• [Exercise directions]: Every entry should come back exactly as written, minus the pictures.

• [App and web page records]:
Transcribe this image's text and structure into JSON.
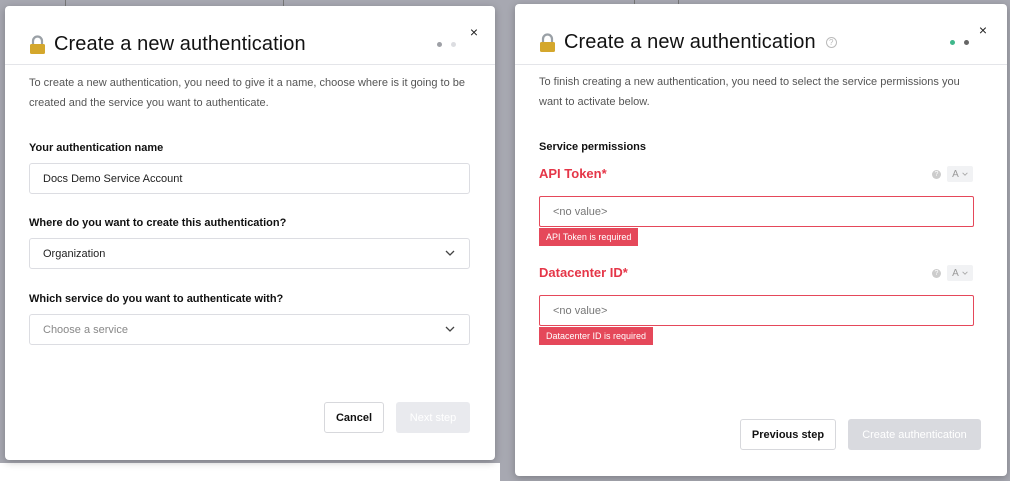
{
  "step1": {
    "title": "Create a new authentication",
    "close_glyph": "×",
    "description": "To create a new authentication, you need to give it a name, choose where is it going to be created and the service you want to authenticate.",
    "name_label": "Your authentication name",
    "name_value": "Docs Demo Service Account",
    "location_label": "Where do you want to create this authentication?",
    "location_value": "Organization",
    "service_label": "Which service do you want to authenticate with?",
    "service_placeholder": "Choose a service",
    "cancel_label": "Cancel",
    "next_label": "Next step",
    "steps": [
      {
        "active": true
      },
      {
        "active": false
      }
    ]
  },
  "step2": {
    "title": "Create a new authentication",
    "close_glyph": "×",
    "help_glyph": "?",
    "description": "To finish creating a new authentication, you need to select the service permissions you want to activate below.",
    "section_label": "Service permissions",
    "permissions": [
      {
        "label": "API Token*",
        "placeholder": "<no value>",
        "error": "API Token is required",
        "mode": "A"
      },
      {
        "label": "Datacenter ID*",
        "placeholder": "<no value>",
        "error": "Datacenter ID is required",
        "mode": "A"
      }
    ],
    "previous_label": "Previous step",
    "create_label": "Create authentication",
    "steps": [
      {
        "active": true
      },
      {
        "active": true
      }
    ]
  },
  "colors": {
    "accent_green": "#3fb78b",
    "error_red": "#e5485a",
    "dot_inactive": "#c9cacf",
    "dot_active_dark": "#666"
  },
  "icons": [
    "lock-icon",
    "close-icon",
    "chevron-down-icon",
    "help-circle-icon"
  ]
}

• [Exercise output]:
Transcribe this image's text and structure into JSON.
{
  "step1": {
    "title": "Create a new authentication",
    "close_glyph": "×",
    "description": "To create a new authentication, you need to give it a name, choose where is it going to be created and the service you want to authenticate.",
    "name_label": "Your authentication name",
    "name_value": "Docs Demo Service Account",
    "location_label": "Where do you want to create this authentication?",
    "location_value": "Organization",
    "service_label": "Which service do you want to authenticate with?",
    "service_placeholder": "Choose a service",
    "cancel_label": "Cancel",
    "next_label": "Next step",
    "steps": [
      {
        "active": true
      },
      {
        "active": false
      }
    ]
  },
  "step2": {
    "title": "Create a new authentication",
    "close_glyph": "×",
    "help_glyph": "?",
    "description": "To finish creating a new authentication, you need to select the service permissions you want to activate below.",
    "section_label": "Service permissions",
    "permissions": [
      {
        "label": "API Token*",
        "placeholder": "<no value>",
        "error": "API Token is required",
        "mode": "A"
      },
      {
        "label": "Datacenter ID*",
        "placeholder": "<no value>",
        "error": "Datacenter ID is required",
        "mode": "A"
      }
    ],
    "previous_label": "Previous step",
    "create_label": "Create authentication",
    "steps": [
      {
        "active": true
      },
      {
        "active": true
      }
    ]
  },
  "colors": {
    "accent_green": "#3fb78b",
    "error_red": "#e5485a",
    "dot_inactive": "#c9cacf",
    "dot_active_dark": "#666"
  },
  "icons": [
    "lock-icon",
    "close-icon",
    "chevron-down-icon",
    "help-circle-icon"
  ]
}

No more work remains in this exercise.